The Revised European-American Classification of Lymphoid Neoplasms was recently developed to address the shortcomings of the National Cancer Institute Working Formulation and to establish a common classification system that could be used internationally. The Revised European-American Classification of Lymphoid Neoplasms classification is a major improvement over previous systems and has been shown to define "real" clinical entities that can be diagnosed by expert hematopathologists. Important advances also have recently been made in the staging of lymphomas with the development of the International Prognostic Index, which accurately defines prognostic subgroups and can be used to identify patients who may benefit from more aggressive experimental treatment. With respect to treatment, there remains considerable controversy over the most effective options for patients with indolent lymphomas. However, several novel approaches appear very promising, including monoclonal antibody-based therapy, particularly radioimmunotherapy and purine analogues. In patients with aggressive lymphomas, the treatment options are less controversial. Combination chemotherapy remains the standard of care, but relapse with the development of drug resistance continues to be a problem.
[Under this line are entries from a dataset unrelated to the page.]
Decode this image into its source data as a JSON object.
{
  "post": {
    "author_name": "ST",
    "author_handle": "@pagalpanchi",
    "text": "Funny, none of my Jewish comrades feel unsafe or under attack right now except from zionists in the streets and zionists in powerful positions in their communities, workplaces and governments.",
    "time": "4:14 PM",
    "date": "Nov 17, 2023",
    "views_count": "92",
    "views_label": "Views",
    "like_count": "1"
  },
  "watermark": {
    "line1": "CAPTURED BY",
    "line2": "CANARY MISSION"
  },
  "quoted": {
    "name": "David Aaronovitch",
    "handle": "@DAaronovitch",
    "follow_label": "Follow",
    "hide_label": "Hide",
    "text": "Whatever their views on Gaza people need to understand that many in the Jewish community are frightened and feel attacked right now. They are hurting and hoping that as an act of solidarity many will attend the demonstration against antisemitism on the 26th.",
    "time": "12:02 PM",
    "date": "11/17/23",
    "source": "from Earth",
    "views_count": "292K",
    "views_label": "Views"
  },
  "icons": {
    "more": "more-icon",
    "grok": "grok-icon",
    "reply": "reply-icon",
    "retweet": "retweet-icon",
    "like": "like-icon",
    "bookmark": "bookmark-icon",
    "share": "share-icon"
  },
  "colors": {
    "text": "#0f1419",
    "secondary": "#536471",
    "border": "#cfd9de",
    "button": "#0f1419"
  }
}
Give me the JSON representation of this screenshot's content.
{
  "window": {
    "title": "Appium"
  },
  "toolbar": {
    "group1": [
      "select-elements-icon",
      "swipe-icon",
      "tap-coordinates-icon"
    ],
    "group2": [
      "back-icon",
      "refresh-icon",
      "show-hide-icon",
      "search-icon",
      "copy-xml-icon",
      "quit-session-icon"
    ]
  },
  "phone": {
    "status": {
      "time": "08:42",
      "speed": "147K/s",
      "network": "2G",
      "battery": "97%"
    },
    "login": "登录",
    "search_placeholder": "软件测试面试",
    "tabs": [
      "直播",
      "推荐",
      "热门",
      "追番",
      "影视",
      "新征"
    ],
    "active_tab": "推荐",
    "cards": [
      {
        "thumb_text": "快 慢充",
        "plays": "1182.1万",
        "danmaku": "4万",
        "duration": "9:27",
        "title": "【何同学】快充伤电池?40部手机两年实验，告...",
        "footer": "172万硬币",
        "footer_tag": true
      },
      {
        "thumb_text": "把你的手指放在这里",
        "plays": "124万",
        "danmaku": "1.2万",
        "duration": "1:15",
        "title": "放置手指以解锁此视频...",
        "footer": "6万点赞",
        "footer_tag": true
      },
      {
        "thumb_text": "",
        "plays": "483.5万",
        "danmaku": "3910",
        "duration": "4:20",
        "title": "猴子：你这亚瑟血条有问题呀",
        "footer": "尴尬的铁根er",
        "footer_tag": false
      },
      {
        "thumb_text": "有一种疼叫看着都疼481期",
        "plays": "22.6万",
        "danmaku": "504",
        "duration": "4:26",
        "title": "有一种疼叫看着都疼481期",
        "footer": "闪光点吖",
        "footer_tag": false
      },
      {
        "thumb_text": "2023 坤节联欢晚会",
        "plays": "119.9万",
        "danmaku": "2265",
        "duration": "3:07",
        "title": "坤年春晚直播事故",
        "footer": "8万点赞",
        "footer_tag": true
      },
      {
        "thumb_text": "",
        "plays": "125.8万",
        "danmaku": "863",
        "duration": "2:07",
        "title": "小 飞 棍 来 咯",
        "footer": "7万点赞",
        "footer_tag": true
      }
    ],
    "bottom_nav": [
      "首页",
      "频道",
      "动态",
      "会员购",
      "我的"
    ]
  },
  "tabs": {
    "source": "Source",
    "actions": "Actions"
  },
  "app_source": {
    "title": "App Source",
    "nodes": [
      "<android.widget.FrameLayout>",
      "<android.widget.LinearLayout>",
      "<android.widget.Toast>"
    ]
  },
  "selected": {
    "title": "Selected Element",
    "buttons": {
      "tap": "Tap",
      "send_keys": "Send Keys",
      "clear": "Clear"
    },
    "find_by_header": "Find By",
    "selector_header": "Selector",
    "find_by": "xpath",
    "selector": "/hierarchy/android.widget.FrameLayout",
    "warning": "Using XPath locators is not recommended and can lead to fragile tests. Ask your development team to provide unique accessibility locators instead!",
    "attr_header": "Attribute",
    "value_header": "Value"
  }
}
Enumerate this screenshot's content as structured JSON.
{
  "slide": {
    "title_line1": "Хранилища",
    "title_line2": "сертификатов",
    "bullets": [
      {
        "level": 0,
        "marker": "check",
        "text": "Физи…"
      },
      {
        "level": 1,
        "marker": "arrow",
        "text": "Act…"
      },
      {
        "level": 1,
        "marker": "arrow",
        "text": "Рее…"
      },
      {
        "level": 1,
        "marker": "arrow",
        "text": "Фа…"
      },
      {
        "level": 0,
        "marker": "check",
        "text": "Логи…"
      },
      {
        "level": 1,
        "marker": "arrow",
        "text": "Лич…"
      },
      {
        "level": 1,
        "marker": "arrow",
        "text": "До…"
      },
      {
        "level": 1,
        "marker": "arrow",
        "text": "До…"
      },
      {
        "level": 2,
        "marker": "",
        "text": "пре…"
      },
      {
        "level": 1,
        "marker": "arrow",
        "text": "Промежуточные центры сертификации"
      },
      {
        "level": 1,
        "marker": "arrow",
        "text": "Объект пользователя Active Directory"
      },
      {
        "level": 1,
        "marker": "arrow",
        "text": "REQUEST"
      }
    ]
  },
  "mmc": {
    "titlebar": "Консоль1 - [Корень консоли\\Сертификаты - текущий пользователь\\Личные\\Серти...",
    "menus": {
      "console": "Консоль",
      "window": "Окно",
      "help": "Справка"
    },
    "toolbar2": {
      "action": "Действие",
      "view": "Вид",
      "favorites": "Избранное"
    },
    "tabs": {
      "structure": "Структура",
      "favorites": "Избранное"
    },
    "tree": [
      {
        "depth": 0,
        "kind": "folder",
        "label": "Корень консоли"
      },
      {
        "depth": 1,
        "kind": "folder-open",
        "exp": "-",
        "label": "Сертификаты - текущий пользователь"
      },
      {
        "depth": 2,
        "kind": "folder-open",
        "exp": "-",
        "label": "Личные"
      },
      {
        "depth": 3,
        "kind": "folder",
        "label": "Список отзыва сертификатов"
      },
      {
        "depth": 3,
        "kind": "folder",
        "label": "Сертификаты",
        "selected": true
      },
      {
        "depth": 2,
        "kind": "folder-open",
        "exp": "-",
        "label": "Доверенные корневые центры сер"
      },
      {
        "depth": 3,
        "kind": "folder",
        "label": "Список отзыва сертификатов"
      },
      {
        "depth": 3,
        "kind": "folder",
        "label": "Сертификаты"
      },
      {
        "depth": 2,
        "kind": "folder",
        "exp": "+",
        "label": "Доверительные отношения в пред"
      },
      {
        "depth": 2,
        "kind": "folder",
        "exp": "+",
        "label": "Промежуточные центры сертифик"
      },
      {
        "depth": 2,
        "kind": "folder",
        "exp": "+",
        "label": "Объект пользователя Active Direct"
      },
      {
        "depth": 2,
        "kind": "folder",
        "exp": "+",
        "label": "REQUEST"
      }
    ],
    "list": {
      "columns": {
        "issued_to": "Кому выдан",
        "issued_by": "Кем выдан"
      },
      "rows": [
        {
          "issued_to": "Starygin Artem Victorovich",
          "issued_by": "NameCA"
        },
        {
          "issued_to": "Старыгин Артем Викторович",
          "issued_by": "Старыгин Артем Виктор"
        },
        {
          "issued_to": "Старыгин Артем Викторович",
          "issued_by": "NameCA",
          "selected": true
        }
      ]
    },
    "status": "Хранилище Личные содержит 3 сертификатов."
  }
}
Recent data suggest that high-dose therapy with stem cell support may be the treatment of choice for patients with relapsed aggressive lymphomas that remain chemosensitive.
Copyright 2003 Elsevier Inc. All rights reserved.